This year, the 10th generation of participants in ”I choose to teach” is completing the programme, during which they spent two years working as teachers at different schools across Lithuania and implementing change projects together with the entire school community. Once the programme is over, all of the teachers of this generation, having established themselves and discovered their vocation, will continue to work at Lithuanian schools and pursue positive changes in education. When asked about what changes we need in education, the teachers were frank – our main challenge is building a strong educational community with a clear structure and values.

Let teachers create

Naglis Jonuška, an economics teacher and ”I choose to teach” participant, says that in education, he feels the absence of a sustainable structure that would allow teachers to turn the theoretical knowledge they have accumulated into real work that takes our education forward.

“There has never been as much research and analyses done (and under way) on education sciences, student development, the importance of competencies, effective education, special needs, and so on as there is now.

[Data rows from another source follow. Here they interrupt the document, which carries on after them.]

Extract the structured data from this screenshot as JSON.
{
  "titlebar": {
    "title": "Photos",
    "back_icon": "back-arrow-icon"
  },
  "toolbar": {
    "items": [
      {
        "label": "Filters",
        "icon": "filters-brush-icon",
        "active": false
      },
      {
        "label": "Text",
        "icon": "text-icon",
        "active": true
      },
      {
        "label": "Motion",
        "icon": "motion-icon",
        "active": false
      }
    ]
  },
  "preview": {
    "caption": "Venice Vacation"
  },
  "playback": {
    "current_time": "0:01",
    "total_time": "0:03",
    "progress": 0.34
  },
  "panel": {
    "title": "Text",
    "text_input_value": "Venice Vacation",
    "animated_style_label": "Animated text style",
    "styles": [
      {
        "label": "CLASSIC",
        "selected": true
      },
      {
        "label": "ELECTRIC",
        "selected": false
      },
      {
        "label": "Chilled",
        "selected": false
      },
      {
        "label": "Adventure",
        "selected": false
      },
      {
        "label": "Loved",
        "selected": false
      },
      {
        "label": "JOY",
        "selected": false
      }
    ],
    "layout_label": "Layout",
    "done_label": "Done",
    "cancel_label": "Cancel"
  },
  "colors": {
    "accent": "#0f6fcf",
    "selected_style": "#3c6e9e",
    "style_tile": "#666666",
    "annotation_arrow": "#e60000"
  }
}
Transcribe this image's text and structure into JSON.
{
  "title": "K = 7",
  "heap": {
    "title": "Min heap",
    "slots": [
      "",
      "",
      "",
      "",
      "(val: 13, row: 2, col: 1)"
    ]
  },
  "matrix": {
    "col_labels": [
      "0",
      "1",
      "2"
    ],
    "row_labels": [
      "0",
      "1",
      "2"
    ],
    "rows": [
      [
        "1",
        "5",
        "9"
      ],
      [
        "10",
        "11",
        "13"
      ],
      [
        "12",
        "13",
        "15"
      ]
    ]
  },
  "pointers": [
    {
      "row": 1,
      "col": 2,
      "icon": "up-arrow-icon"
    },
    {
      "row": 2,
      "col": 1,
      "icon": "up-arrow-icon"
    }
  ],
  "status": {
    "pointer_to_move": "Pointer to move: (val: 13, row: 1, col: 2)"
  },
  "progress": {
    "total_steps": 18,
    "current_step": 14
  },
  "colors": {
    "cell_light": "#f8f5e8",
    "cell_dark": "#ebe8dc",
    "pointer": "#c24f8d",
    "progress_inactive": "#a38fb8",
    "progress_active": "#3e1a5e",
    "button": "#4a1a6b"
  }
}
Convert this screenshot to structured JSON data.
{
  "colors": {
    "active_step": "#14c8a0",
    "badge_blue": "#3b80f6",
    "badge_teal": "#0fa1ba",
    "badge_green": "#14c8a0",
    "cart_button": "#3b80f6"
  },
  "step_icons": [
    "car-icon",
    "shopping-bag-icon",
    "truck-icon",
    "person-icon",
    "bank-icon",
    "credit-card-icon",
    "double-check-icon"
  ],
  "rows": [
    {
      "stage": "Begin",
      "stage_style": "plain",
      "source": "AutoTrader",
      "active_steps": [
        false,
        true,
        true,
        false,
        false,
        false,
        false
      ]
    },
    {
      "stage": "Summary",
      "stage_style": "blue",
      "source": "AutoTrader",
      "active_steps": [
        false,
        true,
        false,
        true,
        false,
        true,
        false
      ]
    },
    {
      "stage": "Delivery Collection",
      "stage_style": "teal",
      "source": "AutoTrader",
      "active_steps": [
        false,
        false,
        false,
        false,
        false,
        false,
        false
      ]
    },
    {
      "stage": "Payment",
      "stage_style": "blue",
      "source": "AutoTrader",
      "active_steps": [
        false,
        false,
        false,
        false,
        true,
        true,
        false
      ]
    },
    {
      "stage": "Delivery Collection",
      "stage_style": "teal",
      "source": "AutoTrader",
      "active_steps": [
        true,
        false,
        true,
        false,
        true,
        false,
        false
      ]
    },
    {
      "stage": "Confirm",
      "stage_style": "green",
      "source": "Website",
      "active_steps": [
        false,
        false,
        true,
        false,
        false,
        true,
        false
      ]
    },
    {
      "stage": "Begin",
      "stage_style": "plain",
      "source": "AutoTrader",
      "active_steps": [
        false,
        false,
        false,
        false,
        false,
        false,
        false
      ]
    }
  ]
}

The theoretical wealth of knowledge in the world is enormous and only expanding, while pupils’ abilities seem only to be shrinking. This is happening because there is no sustainable structure that can realise the theory and bright ideas,” says the teacher candidly.

According to him, teachers have enormous potential to create and realise the ideas they have, but they are often hampered by excessive administrative work, which takes up the bulk of their working hours. Therefore, providing assistance to teachers is crucial if we want to help them not only fill out their log books, but also find ways to engage their pupils.

“For change to take place and education to progress, teachers need real assistance. In order for teachers to be able to focus on quality and actually implement innovation, they must be relieved of administrative burden. Just like a professional basketball team is managed by a coaching staff led by the head coach, the teacher – the leader – must also be given a staff, i.e. a team. A teacher should have assistants who have administrative level responsibilities which don’t require higher education and several years of work experience,” says Mr Jonuška.

As Mr Jonuška says himself, this is not unattainable – in other areas, this has long worked well and has become common practice. A surgeon has several assistants and nurses in the operating room, the head of a business has vice presidents, assistants and an administrator, and a family member has helpers. A teacher also needs people who can help, assist and learn from their leader so that after a while, they can become teachers themselves and lead a new team forward.

Diversity of people – a problem or a value?

For some time now, the priority of the education policy has been declared as being the application of inclusive education practices. This is fantastic – after all, every child is different, and inclusive education helps notice and respond to the needs of each one. However, teachers are apprehensive – what has to be done so that this is not just a declarative statement, but actually works? Kornelija Čepytė, a civics teacher and ”I choose to teach” participant, has noticed that so far, there is not enough talk in education about people’s diversity as a value, and internships at schools do not correspond to what inclusive education is really about.

“Without this, inclusive education and schools that are open to everyone are just nice words. Many educational internships are still focused on meeting certain standards and training certain people. Often, the diversity of people, their opinions and lives is only tolerated rather than being understood as a strength that special things can be built on. Even in the programmes themselves, very little attention is given to recognising and understanding the social and cultural ‘other’,” says Ms Čepytė.

Another programme participant, French teacher Milda Klimaitytė, supports this idea and adds that there is still a lack of equal opportunities for every child at schools.

“I think we are still missing a level playing field for pupils from different social backgrounds or with special educational needs. Pupils should never feel alienated or excluded because of the conditions necessary for quality learning; unfortunately, I still notice this sort of exclusion at schools,” says Ms Klimaitytė.

Speaking about ways to solve this, Ms Čepytė mentions that here, global community agreement is the basis for further actions, without which it can be extremely difficult to achieve the real application of inclusive education.

A vision that engages every child

Each of us could probably add something to this list of insights, but head of the ”I choose to teach” programme Agnė Motiejūnė urges looking for something positive and finding the motivation to continue pursuing better and better education for our children. She argues that the driving force for change is still a strong community with clear values that it follows in its daily work.

“As a programme, we have been operating for 12 years, and based on my experience with Teach First Lithuania, I can confidently say what creates the biggest change enabling all children to unleash their potential at school, regardless of their social, cultural or economic status – it is community leadership that embraces differences as values and has a strong (not just on paper) vision of engaging each and every child,” says the programme head.

Ms Motiejūnė also adds that there is no one simple recipe for reducing achievement gaps and exclusion among pupils, as it is an overly complex mechanism that goes beyond the field of education. However, it is people who are the main resource for real changes in education.

“People who believe in every child, who don’t split children up into ‘good’ and ‘bad’, and who have the tools necessary to help each child show their abilities are what make me want to invite us all to focus and bring more and more people like that into education. These people, who are strong in values, are the ones we select for the ”I choose to teach” programme, and we can see how they, with their enthusiasm, bring communities together in the schools where they work, and what changes come about there. This inspires us to believe in our vision and spread the message that these people can help create a real breakthrough in education,” says Ms Motiejūnė.